= Work to be completed =
In this exercise, each record below is to be written out again exactly.
Start of Block
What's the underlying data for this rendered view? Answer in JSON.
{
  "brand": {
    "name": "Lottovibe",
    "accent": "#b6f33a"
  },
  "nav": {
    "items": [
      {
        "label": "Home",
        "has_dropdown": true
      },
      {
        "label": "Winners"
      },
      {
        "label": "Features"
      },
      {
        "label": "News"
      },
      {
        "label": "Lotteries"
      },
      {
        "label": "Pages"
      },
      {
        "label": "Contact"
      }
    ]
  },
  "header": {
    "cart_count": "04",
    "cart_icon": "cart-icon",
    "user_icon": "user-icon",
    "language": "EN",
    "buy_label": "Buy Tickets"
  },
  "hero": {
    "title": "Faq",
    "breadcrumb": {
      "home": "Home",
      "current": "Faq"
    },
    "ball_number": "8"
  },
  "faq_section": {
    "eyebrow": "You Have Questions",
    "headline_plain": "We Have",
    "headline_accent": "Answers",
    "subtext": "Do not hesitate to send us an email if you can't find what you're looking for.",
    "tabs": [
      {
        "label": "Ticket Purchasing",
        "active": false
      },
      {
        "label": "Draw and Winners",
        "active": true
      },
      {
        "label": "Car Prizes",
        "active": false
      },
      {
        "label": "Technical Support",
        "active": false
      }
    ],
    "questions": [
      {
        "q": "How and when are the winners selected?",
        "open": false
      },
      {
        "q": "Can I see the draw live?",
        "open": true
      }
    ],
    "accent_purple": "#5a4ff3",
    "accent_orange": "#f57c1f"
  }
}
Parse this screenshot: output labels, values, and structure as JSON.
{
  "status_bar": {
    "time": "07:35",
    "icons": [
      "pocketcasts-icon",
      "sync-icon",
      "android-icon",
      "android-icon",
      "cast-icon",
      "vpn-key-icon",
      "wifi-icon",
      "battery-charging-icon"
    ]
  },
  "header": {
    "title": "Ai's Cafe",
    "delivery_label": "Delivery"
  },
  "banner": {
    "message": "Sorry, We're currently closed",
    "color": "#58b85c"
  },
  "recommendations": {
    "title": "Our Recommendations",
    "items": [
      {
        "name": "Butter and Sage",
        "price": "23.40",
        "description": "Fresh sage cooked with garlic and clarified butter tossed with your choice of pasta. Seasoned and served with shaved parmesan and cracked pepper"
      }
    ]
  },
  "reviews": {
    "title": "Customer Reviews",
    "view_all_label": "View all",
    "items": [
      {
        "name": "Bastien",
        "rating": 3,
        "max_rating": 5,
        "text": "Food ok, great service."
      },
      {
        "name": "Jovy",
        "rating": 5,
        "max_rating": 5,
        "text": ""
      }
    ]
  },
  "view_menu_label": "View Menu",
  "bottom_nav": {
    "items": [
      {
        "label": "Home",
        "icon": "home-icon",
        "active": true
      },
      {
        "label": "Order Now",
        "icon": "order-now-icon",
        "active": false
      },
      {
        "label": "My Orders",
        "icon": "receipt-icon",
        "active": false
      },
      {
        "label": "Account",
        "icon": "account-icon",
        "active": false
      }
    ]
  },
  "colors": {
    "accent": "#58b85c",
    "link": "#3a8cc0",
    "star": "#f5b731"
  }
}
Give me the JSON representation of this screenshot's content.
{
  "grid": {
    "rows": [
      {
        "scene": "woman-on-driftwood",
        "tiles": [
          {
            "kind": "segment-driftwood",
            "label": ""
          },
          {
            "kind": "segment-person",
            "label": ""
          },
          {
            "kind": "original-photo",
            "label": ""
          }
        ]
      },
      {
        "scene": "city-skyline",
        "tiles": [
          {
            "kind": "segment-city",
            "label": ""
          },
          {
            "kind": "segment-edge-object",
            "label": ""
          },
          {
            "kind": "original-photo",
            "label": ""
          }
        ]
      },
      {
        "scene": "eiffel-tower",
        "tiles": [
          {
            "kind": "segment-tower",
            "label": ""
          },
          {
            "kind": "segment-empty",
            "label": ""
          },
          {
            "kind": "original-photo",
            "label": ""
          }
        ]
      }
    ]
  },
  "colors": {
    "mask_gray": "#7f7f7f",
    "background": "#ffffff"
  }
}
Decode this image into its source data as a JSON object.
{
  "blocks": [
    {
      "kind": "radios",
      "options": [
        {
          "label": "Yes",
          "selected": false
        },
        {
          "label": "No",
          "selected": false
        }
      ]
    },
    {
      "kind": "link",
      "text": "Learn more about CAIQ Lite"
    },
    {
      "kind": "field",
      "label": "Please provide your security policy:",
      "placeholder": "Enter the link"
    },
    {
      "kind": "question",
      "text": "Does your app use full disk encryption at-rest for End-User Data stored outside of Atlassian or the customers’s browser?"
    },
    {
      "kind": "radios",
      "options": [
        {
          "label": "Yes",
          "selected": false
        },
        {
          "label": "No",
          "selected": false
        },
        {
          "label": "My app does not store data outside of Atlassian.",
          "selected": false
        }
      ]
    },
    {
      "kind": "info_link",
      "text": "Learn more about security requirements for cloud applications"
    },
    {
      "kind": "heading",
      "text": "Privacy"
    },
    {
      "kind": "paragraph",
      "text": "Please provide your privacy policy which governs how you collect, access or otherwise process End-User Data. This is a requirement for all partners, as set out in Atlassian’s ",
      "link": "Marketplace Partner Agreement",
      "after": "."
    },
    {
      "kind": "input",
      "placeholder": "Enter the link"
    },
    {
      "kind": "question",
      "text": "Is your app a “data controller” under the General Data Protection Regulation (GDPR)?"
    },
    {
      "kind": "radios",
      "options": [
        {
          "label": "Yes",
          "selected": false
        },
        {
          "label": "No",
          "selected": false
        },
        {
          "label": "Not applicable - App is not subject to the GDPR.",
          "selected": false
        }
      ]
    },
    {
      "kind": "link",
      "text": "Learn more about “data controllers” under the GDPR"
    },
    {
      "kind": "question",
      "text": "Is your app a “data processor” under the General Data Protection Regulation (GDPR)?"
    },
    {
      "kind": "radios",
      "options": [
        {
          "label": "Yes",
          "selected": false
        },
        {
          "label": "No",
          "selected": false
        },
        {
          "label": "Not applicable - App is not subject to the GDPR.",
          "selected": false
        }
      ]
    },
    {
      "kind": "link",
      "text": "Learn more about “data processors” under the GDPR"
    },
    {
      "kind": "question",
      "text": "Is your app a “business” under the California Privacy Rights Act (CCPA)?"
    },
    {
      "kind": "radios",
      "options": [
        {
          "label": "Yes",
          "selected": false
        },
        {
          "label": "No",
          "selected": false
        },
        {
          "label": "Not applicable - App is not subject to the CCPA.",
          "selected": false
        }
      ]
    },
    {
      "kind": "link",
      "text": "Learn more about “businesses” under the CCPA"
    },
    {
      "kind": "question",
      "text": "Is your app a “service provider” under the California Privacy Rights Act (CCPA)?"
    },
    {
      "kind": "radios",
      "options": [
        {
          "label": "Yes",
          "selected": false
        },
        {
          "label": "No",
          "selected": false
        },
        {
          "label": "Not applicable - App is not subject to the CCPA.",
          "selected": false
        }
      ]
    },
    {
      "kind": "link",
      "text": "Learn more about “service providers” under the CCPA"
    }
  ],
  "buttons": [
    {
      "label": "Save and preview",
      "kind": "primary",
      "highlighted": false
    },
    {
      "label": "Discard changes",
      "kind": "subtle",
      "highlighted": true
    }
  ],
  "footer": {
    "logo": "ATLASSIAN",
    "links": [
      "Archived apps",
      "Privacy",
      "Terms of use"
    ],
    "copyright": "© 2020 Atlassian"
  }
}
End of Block
= Expected answer =
What's the underlying data for this rendered view? Answer in JSON.
{
  "brand": {
    "name": "Lottovibe",
    "accent": "#b6f33a"
  },
  "nav": {
    "items": [
      {
        "label": "Home",
        "has_dropdown": true
      },
      {
        "label": "Winners"
      },
      {
        "label": "Features"
      },
      {
        "label": "News"
      },
      {
        "label": "Lotteries"
      },
      {
        "label": "Pages"
      },
      {
        "label": "Contact"
      }
    ]
  },
  "header": {
    "cart_count": "04",
    "cart_icon": "cart-icon",
    "user_icon": "user-icon",
    "language": "EN",
    "buy_label": "Buy Tickets"
  },
  "hero": {
    "title": "Faq",
    "breadcrumb": {
      "home": "Home",
      "current": "Faq"
    },
    "ball_number": "8"
  },
  "faq_section": {
    "eyebrow": "You Have Questions",
    "headline_plain": "We Have",
    "headline_accent": "Answers",
    "subtext": "Do not hesitate to send us an email if you can't find what you're looking for.",
    "tabs": [
      {
        "label": "Ticket Purchasing",
        "active": false
      },
      {
        "label": "Draw and Winners",
        "active": true
      },
      {
        "label": "Car Prizes",
        "active": false
      },
      {
        "label": "Technical Support",
        "active": false
      }
    ],
    "questions": [
      {
        "q": "How and when are the winners selected?",
        "open": false
      },
      {
        "q": "Can I see the draw live?",
        "open": true
      }
    ],
    "accent_purple": "#5a4ff3",
    "accent_orange": "#f57c1f"
  }
}
Parse this screenshot: output labels, values, and structure as JSON.
{
  "status_bar": {
    "time": "07:35",
    "icons": [
      "pocketcasts-icon",
      "sync-icon",
      "android-icon",
      "android-icon",
      "cast-icon",
      "vpn-key-icon",
      "wifi-icon",
      "battery-charging-icon"
    ]
  },
  "header": {
    "title": "Ai's Cafe",
    "delivery_label": "Delivery"
  },
  "banner": {
    "message": "Sorry, We're currently closed",
    "color": "#58b85c"
  },
  "recommendations": {
    "title": "Our Recommendations",
    "items": [
      {
        "name": "Butter and Sage",
        "price": "23.40",
        "description": "Fresh sage cooked with garlic and clarified butter tossed with your choice of pasta. Seasoned and served with shaved parmesan and cracked pepper"
      }
    ]
  },
  "reviews": {
    "title": "Customer Reviews",
    "view_all_label": "View all",
    "items": [
      {
        "name": "Bastien",
        "rating": 3,
        "max_rating": 5,
        "text": "Food ok, great service."
      },
      {
        "name": "Jovy",
        "rating": 5,
        "max_rating": 5,
        "text": ""
      }
    ]
  },
  "view_menu_label": "View Menu",
  "bottom_nav": {
    "items": [
      {
        "label": "Home",
        "icon": "home-icon",
        "active": true
      },
      {
        "label": "Order Now",
        "icon": "order-now-icon",
        "active": false
      },
      {
        "label": "My Orders",
        "icon": "receipt-icon",
        "active": false
      },
      {
        "label": "Account",
        "icon": "account-icon",
        "active": false
      }
    ]
  },
  "colors": {
    "accent": "#58b85c",
    "link": "#3a8cc0",
    "star": "#f5b731"
  }
}
Give me the JSON representation of this screenshot's content.
{
  "grid": {
    "rows": [
      {
        "scene": "woman-on-driftwood",
        "tiles": [
          {
            "kind": "segment-driftwood",
            "label": ""
          },
          {
            "kind": "segment-person",
            "label": ""
          },
          {
            "kind": "original-photo",
            "label": ""
          }
        ]
      },
      {
        "scene": "city-skyline",
        "tiles": [
          {
            "kind": "segment-city",
            "label": ""
          },
          {
            "kind": "segment-edge-object",
            "label": ""
          },
          {
            "kind": "original-photo",
            "label": ""
          }
        ]
      },
      {
        "scene": "eiffel-tower",
        "tiles": [
          {
            "kind": "segment-tower",
            "label": ""
          },
          {
            "kind": "segment-empty",
            "label": ""
          },
          {
            "kind": "original-photo",
            "label": ""
          }
        ]
      }
    ]
  },
  "colors": {
    "mask_gray": "#7f7f7f",
    "background": "#ffffff"
  }
}
Decode this image into its source data as a JSON object.
{
  "blocks": [
    {
      "kind": "radios",
      "options": [
        {
          "label": "Yes",
          "selected": false
        },
        {
          "label": "No",
          "selected": false
        }
      ]
    },
    {
      "kind": "link",
      "text": "Learn more about CAIQ Lite"
    },
    {
      "kind": "field",
      "label": "Please provide your security policy:",
      "placeholder": "Enter the link"
    },
    {
      "kind": "question",
      "text": "Does your app use full disk encryption at-rest for End-User Data stored outside of Atlassian or the customers’s browser?"
    },
    {
      "kind": "radios",
      "options": [
        {
          "label": "Yes",
          "selected": false
        },
        {
          "label": "No",
          "selected": false
        },
        {
          "label": "My app does not store data outside of Atlassian.",
          "selected": false
        }
      ]
    },
    {
      "kind": "info_link",
      "text": "Learn more about security requirements for cloud applications"
    },
    {
      "kind": "heading",
      "text": "Privacy"
    },
    {
      "kind": "paragraph",
      "text": "Please provide your privacy policy which governs how you collect, access or otherwise process End-User Data. This is a requirement for all partners, as set out in Atlassian’s ",
      "link": "Marketplace Partner Agreement",
      "after": "."
    },
    {
      "kind": "input",
      "placeholder": "Enter the link"
    },
    {
      "kind": "question",
      "text": "Is your app a “data controller” under the General Data Protection Regulation (GDPR)?"
    },
    {
      "kind": "radios",
      "options": [
        {
          "label": "Yes",
          "selected": false
        },
        {
          "label": "No",
          "selected": false
        },
        {
          "label": "Not applicable - App is not subject to the GDPR.",
          "selected": false
        }
      ]
    },
    {
      "kind": "link",
      "text": "Learn more about “data controllers” under the GDPR"
    },
    {
      "kind": "question",
      "text": "Is your app a “data processor” under the General Data Protection Regulation (GDPR)?"
    },
    {
      "kind": "radios",
      "options": [
        {
          "label": "Yes",
          "selected": false
        },
        {
          "label": "No",
          "selected": false
        },
        {
          "label": "Not applicable - App is not subject to the GDPR.",
          "selected": false
        }
      ]
    },
    {
      "kind": "link",
      "text": "Learn more about “data processors” under the GDPR"
    },
    {
      "kind": "question",
      "text": "Is your app a “business” under the California Privacy Rights Act (CCPA)?"
    },
    {
      "kind": "radios",
      "options": [
        {
          "label": "Yes",
          "selected": false
        },
        {
          "label": "No",
          "selected": false
        },
        {
          "label": "Not applicable - App is not subject to the CCPA.",
          "selected": false
        }
      ]
    },
    {
      "kind": "link",
      "text": "Learn more about “businesses” under the CCPA"
    },
    {
      "kind": "question",
      "text": "Is your app a “service provider” under the California Privacy Rights Act (CCPA)?"
    },
    {
      "kind": "radios",
      "options": [
        {
          "label": "Yes",
          "selected": false
        },
        {
          "label": "No",
          "selected": false
        },
        {
          "label": "Not applicable - App is not subject to the CCPA.",
          "selected": false
        }
      ]
    },
    {
      "kind": "link",
      "text": "Learn more about “service providers” under the CCPA"
    }
  ],
  "buttons": [
    {
      "label": "Save and preview",
      "kind": "primary",
      "highlighted": false
    },
    {
      "label": "Discard changes",
      "kind": "subtle",
      "highlighted": true
    }
  ],
  "footer": {
    "logo": "ATLASSIAN",
    "links": [
      "Archived apps",
      "Privacy",
      "Terms of use"
    ],
    "copyright": "© 2020 Atlassian"
  }
}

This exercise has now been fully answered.